Published August 12, 2014
In this photo of con-joined dolphin taken by gym teacher Tugrul Metin, while he was vacationing during the first few days of August 2014, in the Aegean Sea coastal town of Dikili, Izmir province of Turkey.AP/Tugrul Metin
ANKARA, Turkey – Turkish media reports say Turkish scientists will examine a two-headed dolphin that washed up on a beach in western Turkey.
The private Dogan news agency said the remains of conjoined dolphin calf were discovered on a beach in Dikili, near the Aegean city of Izmir last week by a vacationing gym teacher.
Marine biologists at Akdeniz University will study the dolphin.
Ellen Goethel, a marine biologist and owner of the Oceanarium said calico lobsters are the “second most rare lobster” in the world, after albino lobsters.AP
HAMPTON, N.H. – A fisherman has caught a rare lobster that’s bright orange with dark blue spots.
Josiah Beringer found the calico lobster in one of his traps on July 23 in the mouth of New Hampshire’s Hampton Harbor. He donated the 1.5-pound, 5-year-old male lobster to the Explore the Ocean World Oceanarium in Hampton.
Beringer tells the Portsmouth Herald the lobster was found in an area known as Washerwoman Rock, an area between two rocks that gets its name from its “really rough” and “washing machine”-like waters.
The aquarium’s Ellen Goethel says calico lobsters are the second rarest in the world, after albino lobsters. She says the spots are the result of a genetic pigmentation mutation occurring in 1 in every 30 million to 50 million lobsters.

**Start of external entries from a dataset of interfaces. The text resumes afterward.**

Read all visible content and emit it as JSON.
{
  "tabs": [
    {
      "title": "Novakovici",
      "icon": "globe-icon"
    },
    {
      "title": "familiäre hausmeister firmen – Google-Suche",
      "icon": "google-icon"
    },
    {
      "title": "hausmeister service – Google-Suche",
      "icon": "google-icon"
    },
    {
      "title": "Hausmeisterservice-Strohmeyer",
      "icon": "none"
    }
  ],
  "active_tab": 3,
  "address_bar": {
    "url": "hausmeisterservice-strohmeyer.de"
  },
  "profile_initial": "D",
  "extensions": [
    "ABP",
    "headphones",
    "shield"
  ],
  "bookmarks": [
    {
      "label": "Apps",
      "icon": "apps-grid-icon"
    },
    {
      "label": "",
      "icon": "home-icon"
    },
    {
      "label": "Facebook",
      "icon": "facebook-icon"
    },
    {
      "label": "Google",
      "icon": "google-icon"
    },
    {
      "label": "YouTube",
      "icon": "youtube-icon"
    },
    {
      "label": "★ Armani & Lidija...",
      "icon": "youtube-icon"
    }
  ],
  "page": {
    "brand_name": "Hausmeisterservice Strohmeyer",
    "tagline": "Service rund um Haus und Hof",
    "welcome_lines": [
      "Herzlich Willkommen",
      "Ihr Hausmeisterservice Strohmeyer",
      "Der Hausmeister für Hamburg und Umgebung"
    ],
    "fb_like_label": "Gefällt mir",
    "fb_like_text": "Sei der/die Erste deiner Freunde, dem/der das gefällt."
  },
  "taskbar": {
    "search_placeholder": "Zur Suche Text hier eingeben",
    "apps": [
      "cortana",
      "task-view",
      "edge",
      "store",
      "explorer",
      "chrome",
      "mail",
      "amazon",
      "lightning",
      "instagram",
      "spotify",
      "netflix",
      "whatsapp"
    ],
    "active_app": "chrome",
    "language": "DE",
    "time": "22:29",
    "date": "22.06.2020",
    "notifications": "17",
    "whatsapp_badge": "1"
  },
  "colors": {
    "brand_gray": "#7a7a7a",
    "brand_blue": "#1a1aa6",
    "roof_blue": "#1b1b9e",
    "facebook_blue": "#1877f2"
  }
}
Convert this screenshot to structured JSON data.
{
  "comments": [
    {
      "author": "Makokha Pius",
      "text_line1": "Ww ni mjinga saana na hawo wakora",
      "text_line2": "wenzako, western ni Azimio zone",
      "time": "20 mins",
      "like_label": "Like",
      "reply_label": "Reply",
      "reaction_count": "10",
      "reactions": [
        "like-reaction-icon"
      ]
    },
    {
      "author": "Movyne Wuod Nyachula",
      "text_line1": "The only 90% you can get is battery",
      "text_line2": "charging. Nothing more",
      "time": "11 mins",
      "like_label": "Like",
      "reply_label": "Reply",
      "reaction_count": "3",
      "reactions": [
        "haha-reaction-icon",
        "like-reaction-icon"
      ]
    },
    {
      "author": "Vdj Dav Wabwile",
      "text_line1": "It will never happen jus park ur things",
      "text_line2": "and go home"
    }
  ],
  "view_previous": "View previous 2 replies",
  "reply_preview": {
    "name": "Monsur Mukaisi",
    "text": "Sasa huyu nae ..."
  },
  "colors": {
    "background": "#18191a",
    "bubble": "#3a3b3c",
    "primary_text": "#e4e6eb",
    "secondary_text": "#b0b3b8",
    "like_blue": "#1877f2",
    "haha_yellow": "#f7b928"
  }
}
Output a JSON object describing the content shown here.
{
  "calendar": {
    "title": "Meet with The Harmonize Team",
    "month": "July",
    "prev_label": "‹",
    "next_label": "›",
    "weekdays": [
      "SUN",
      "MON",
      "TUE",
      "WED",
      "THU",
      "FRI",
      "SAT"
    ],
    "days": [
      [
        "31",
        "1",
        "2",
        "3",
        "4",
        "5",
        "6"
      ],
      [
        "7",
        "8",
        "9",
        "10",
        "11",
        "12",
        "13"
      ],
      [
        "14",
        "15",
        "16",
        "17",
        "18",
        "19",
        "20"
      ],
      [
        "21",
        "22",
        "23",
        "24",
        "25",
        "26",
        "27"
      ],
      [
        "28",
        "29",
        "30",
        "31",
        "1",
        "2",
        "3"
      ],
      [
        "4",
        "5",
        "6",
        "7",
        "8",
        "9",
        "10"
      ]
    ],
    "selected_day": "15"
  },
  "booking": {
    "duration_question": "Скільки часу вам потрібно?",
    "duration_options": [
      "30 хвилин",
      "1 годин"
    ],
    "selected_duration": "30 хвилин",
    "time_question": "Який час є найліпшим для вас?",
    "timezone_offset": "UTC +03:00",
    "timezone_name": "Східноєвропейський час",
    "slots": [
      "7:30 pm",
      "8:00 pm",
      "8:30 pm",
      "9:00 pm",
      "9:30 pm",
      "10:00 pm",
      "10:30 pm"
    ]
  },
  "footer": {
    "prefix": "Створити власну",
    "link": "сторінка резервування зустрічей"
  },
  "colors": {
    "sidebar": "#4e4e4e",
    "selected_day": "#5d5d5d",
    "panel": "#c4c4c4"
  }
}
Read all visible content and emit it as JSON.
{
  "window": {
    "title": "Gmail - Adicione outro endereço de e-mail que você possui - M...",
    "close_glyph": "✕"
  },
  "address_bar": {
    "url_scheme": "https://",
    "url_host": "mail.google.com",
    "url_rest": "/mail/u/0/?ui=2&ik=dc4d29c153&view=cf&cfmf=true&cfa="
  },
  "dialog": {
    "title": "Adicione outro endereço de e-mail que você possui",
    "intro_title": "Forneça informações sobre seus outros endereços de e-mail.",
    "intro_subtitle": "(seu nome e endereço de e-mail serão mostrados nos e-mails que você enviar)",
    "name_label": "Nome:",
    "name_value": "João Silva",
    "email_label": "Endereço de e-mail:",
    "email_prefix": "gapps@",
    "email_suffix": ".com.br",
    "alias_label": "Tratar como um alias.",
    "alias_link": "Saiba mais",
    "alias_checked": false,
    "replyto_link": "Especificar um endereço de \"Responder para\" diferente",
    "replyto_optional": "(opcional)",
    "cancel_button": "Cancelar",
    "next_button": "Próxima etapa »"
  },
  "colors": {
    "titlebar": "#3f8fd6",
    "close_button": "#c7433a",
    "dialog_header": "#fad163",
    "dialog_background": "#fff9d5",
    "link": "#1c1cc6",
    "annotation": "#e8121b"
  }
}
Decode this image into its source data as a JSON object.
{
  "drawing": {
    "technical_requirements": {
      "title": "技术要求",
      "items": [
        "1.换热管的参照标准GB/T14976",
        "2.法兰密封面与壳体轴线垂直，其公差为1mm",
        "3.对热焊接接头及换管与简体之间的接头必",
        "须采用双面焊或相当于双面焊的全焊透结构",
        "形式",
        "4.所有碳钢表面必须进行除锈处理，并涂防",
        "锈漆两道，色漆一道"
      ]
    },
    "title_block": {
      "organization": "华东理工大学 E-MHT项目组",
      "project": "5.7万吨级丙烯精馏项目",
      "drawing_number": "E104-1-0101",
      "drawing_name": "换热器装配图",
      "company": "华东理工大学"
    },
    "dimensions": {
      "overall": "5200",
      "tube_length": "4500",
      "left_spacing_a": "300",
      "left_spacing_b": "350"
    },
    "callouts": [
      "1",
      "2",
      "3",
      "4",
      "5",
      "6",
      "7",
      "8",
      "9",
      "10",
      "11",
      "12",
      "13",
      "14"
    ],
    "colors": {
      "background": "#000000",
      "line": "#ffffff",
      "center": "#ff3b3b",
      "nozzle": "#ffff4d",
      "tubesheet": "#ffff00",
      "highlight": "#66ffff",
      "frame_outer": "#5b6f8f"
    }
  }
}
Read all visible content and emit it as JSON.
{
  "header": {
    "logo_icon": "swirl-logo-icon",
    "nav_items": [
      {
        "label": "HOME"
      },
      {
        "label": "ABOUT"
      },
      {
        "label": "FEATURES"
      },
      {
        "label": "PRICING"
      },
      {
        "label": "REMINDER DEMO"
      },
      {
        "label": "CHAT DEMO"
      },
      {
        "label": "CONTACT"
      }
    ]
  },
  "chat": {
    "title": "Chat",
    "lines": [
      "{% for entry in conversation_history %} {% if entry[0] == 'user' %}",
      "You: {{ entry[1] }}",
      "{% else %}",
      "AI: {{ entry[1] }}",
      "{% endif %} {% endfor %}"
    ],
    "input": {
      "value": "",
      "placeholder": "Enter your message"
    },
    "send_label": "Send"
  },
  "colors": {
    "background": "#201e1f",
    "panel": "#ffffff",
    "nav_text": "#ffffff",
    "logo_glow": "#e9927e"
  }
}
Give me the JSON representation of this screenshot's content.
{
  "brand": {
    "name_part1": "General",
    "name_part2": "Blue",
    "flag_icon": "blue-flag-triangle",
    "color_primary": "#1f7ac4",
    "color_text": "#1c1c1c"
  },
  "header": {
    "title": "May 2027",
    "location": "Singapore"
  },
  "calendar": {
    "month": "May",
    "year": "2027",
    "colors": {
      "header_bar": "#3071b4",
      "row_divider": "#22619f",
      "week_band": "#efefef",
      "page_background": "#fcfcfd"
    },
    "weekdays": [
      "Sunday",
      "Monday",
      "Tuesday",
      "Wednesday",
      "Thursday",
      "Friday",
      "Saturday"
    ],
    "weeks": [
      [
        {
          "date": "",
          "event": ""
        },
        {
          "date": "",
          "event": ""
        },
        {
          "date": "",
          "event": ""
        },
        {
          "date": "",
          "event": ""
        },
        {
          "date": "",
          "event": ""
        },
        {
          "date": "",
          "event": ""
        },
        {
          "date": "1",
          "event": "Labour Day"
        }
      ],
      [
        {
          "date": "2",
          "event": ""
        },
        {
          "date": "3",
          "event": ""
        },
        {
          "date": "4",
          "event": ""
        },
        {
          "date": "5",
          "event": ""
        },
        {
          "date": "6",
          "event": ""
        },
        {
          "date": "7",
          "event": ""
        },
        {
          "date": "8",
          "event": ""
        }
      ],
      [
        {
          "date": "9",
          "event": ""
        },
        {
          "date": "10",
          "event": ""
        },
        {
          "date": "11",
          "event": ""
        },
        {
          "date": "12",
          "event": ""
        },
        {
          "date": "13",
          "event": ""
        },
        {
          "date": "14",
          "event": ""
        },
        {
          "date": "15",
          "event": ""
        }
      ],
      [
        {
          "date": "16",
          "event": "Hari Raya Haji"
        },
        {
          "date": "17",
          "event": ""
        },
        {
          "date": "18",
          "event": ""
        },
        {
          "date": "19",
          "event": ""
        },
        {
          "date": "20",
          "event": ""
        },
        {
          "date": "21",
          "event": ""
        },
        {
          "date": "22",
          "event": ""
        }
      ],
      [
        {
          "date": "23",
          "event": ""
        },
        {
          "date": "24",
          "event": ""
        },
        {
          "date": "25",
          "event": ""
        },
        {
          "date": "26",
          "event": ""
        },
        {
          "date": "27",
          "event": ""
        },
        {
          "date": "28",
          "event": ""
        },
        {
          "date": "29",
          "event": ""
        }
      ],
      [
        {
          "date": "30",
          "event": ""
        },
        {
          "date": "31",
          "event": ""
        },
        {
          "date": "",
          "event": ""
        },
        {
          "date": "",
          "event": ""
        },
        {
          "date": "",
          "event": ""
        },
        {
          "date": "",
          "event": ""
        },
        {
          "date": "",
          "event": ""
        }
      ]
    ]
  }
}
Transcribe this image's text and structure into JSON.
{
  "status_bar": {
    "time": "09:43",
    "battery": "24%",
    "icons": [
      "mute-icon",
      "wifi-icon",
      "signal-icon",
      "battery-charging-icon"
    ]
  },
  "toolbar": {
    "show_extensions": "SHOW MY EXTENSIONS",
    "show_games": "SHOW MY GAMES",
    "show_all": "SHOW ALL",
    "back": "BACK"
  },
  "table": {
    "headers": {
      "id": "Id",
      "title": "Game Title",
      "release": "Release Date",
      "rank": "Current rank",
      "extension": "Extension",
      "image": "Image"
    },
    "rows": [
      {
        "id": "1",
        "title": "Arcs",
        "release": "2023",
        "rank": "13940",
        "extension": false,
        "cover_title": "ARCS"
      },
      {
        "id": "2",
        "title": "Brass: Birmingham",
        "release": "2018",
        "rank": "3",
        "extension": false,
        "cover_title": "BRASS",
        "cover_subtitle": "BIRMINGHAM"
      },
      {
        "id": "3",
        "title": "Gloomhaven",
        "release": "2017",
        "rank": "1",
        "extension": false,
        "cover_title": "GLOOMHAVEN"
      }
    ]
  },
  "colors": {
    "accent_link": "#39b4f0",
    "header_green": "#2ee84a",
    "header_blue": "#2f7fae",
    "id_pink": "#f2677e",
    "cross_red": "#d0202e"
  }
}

Instead of cute dogs this Monday, we have a collection of the ever popular dog shaming pictures.